- TO DO:
"icon" is the word to look for; copy each line of the listing where it occurs.

- DATASET ENTRIES:
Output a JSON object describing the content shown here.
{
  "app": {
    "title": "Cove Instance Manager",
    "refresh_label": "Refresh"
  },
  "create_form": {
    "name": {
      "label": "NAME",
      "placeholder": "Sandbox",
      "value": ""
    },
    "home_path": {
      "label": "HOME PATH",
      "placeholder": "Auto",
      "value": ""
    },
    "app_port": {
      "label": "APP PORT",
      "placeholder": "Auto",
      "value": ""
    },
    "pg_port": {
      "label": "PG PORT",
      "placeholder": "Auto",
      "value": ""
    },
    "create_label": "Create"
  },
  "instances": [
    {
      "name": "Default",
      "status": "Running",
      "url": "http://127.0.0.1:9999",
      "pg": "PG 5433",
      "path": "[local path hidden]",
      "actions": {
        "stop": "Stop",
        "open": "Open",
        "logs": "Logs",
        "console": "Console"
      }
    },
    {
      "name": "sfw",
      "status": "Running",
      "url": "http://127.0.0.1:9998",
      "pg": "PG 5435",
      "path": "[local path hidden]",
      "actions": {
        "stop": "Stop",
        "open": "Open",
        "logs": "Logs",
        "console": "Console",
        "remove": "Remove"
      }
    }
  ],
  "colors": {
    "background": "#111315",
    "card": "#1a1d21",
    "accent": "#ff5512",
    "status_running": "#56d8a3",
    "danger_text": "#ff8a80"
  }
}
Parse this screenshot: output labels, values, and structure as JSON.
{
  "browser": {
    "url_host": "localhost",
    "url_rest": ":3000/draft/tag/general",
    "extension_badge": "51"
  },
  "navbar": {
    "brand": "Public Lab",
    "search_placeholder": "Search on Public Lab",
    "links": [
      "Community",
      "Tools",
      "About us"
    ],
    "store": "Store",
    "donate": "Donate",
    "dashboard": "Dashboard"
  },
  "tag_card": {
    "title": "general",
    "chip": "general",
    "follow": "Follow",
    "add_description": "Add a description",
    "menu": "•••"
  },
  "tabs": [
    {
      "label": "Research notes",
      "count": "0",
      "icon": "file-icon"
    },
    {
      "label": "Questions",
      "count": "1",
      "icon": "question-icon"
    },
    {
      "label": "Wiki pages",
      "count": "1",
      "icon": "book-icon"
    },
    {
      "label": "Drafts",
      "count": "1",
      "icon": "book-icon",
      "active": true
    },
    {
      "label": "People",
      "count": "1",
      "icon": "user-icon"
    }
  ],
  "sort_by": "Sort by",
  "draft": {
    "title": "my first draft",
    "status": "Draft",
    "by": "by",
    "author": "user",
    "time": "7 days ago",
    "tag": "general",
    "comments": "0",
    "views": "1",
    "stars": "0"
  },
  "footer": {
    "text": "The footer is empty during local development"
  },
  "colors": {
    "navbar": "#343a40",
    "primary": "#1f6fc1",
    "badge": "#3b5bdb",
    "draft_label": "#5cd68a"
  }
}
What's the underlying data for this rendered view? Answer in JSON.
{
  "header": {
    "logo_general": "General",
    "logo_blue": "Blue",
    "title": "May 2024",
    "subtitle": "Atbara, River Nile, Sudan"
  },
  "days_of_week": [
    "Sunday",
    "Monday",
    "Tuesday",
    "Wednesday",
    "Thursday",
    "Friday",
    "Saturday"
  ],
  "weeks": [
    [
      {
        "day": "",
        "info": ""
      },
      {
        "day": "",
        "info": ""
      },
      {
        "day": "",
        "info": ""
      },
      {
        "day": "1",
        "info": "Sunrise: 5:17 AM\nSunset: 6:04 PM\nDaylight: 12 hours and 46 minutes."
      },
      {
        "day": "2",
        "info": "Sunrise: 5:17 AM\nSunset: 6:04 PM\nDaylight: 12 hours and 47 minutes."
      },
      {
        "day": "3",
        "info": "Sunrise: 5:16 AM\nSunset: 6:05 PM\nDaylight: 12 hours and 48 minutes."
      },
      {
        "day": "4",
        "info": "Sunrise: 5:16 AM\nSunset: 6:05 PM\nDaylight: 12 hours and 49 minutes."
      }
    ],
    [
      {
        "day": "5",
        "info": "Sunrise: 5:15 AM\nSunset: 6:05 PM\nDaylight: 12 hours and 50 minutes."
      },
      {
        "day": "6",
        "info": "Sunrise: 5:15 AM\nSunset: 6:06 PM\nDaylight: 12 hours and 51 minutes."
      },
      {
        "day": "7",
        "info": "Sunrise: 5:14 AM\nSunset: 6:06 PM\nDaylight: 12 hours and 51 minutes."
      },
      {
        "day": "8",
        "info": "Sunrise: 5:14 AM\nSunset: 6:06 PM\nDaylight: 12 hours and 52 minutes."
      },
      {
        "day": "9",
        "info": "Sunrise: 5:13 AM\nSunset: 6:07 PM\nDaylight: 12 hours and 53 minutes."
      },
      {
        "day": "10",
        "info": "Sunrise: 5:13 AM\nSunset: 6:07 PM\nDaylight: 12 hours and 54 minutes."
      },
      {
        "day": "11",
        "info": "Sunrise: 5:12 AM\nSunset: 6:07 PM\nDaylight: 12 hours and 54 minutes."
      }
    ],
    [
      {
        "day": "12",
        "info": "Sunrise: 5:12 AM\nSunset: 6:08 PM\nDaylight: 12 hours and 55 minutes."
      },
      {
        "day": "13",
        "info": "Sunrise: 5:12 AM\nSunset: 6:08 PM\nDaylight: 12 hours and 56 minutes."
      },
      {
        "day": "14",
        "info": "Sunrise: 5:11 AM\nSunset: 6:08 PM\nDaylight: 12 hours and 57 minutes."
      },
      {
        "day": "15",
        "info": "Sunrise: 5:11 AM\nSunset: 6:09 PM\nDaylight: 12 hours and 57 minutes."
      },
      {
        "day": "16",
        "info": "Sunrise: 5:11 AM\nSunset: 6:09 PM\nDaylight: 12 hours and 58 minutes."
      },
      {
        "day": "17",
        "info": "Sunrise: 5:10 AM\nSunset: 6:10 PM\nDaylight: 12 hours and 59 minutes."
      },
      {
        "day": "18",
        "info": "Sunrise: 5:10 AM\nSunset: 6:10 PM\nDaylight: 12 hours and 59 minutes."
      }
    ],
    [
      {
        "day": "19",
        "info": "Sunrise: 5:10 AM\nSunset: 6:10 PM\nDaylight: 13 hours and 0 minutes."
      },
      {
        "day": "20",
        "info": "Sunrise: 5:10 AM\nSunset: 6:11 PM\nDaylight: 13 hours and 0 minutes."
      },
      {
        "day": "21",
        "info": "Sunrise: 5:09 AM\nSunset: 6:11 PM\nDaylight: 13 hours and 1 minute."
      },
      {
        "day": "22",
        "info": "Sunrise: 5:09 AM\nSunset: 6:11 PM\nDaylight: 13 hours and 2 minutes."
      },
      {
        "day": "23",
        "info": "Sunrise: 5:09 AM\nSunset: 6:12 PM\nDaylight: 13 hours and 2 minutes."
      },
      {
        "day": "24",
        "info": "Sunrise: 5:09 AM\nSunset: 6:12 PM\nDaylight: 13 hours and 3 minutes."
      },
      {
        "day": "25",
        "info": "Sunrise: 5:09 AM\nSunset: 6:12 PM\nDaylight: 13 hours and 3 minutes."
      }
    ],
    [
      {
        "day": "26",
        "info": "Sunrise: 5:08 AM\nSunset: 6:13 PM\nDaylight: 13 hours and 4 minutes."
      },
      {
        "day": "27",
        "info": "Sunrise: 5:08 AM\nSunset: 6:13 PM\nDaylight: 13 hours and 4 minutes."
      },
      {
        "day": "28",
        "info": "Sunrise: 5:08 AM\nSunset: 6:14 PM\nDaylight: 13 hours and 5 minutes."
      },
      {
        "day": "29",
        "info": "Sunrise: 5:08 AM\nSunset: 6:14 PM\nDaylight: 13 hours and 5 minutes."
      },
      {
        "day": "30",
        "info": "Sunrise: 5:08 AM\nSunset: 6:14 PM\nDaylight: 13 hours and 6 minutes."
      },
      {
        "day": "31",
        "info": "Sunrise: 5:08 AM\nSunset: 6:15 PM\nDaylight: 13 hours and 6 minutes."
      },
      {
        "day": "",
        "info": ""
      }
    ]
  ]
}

- SOLUTION BELOW:
      "icon": "file-icon"
      "icon": "question-icon"
      "icon": "book-icon"
      "icon": "book-icon",
      "icon": "user-icon"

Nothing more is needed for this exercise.